If doing this yourself with a tabletop planer, start by checking for nails and excess dirt. Then rough cut the boards long to your finished dimension. Final cutting will be done after the planks are joined, so leave them at least 1" long. Run them though the planer, taking a small amount off each side at a time.

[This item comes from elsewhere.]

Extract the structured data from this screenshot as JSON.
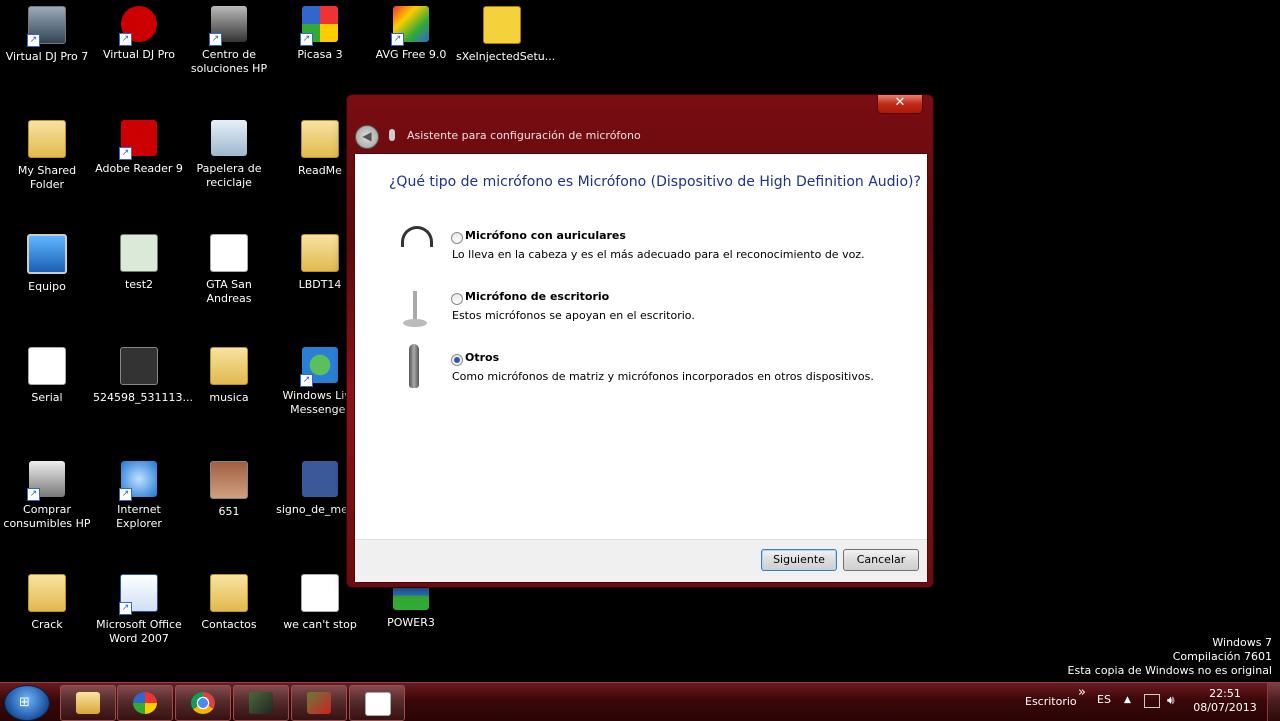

You will need to manually adjust the depth of cut while the board is going through. This is important since the board will not be consistent in thickness (or twist) over its length. Damage can be done to you, the board or the planer if you do not manually adjust it for a small cut at all times. Keep running the boards though until the blade has slightly touched all surfaces. Do not worry if the boards are slightly different thickness (less than 1/8" difference), we'll fix that below. Next, run the boards through a table saw so that each side is parallel. Only take off enough that the blade cuts along the entire edge. Each plank does not need to be the exact same width, only a consistent width along its length.
*DIY Tip: Due to the possibility of concealed nails and/or embedded dirt, some shops will decline this job due to the likelihood of dulling their blades. Be extra sure to pull all nails and punch through any with broken-off heads. Small tabletop planers have less expensive replacement blades. If all options fail, a wide belt hand-held belt sander will work after joining the planks (below). Run the sander with the belt perpendicular to the plank joints and move it consistently back and forth parallel to the joint.